Such is the struggle of life and death in the good world God created. Did God create all of this before the Fall of Humans? How much of life and death is a result of the Fall?

In case you are still worried about hummingbirds, there is a built-in system for the control of the mantis population. Parasitic worms, that live mostly in water, are known to place their larvae in the gut of the mantis and other arthropods. These parasites affect the brain of the mantis in such a way that, at the right time, the mantis drowns itself in water, thus returning the parasitic worm to another familiar environment.

Saturday, July 15, 2017

Plan Like a Raven

Many will know of my fascination with crows, ravens, and other members of the Corvidae family. This group of birds also includes the jays, magpies, and whisky jacks (grey jays). I have previously described (blog posts here and here and my favourite here) the great intelligence of these birds (specifically the Corvus moneduloides or New Caledonian crow) and so it comes as no surprise that a recent study[1] links one member of this family to the ability to plan for the future. A group of common ravens (Corvus corax), studied at the Lund University of Sweden, was found to be at least as good as small children and apes at “flexible planning.”[2]

A series of behavioural experiments revealed that the ravens were capable of planning for the future beyond common instincts they would have experienced in the wild. Some of the behaviours exhibited included the ability to select a rock that was useless to them then but proved to be useful in getting a food treat later. They could also delay gratification by choosing a useful rock, over an average treat, which would later allow them to retrieve a spectacular treat. There were further ways in which useful tools were purposely set aside for later use.

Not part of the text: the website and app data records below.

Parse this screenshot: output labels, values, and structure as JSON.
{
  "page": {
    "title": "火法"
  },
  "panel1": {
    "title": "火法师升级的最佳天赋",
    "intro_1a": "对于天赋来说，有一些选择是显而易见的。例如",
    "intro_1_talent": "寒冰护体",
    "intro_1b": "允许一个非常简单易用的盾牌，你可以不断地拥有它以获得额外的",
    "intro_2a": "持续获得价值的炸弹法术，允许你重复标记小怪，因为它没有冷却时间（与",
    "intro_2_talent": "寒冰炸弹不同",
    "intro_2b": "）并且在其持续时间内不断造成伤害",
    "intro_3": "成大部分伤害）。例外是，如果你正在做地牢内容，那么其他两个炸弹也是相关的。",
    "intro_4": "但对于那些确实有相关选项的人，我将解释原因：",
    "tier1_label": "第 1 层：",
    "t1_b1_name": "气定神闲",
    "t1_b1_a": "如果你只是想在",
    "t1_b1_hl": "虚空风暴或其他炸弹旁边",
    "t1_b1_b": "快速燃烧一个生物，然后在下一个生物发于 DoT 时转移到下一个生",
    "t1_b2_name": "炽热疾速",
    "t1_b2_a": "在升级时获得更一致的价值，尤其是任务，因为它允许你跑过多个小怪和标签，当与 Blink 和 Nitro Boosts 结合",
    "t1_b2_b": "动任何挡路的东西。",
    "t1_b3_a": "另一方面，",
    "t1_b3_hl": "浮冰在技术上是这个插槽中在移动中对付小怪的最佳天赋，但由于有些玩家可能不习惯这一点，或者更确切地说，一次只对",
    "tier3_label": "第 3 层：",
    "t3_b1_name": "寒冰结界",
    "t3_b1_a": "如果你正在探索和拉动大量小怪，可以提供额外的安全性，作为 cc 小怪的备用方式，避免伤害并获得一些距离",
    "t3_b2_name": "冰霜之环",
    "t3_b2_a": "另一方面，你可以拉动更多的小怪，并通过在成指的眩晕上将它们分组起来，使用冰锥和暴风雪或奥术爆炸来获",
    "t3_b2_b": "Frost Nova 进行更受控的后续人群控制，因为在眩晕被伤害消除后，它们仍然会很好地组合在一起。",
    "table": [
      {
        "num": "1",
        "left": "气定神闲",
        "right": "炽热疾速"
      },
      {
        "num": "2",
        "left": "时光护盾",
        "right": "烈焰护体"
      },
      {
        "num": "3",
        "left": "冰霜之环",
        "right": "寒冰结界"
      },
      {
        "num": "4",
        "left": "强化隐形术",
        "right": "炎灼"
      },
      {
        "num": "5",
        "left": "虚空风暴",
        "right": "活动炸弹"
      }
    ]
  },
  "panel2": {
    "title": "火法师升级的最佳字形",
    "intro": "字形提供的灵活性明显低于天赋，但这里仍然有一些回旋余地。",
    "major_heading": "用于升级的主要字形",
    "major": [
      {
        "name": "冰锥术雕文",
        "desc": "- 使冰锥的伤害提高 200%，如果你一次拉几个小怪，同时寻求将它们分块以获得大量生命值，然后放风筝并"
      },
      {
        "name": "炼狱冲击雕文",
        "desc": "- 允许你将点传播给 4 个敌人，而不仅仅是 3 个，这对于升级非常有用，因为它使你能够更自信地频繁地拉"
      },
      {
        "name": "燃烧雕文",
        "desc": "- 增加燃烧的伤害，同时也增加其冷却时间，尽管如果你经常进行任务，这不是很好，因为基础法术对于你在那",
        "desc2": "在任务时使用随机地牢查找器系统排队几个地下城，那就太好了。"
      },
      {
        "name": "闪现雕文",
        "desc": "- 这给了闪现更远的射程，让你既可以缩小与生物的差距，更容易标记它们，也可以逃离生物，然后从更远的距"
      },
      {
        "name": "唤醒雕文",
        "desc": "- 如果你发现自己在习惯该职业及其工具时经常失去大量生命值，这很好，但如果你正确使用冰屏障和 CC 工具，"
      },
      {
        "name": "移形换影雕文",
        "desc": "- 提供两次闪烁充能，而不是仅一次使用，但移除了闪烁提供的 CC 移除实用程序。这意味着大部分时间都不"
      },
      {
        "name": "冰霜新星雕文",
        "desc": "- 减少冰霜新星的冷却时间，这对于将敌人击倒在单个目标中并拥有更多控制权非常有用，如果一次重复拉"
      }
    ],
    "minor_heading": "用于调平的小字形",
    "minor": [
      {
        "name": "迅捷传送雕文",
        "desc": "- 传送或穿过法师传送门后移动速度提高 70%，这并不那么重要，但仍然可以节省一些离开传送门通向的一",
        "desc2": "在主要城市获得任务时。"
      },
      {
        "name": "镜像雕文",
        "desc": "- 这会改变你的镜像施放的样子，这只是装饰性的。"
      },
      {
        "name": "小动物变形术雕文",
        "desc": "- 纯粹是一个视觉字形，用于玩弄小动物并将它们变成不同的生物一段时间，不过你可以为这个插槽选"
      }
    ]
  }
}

Seeing this intelligence in these birds causes some to marvel at the mystery of the universe and see a natural progression of intelligence in evolutionary systems. For others, it results in praise for the Creator’s perfect intelligence that bestowed upon these beasts a portion of intellectual prowess. For some of us, it does both.

[1] C. Kabadayi and M. Osvath. Ravens parallel great apes in flexible planning for tool-use and barteringScience. July 14, 2017. Vol. 357, p. 202. doi:10.1126/science.aam8138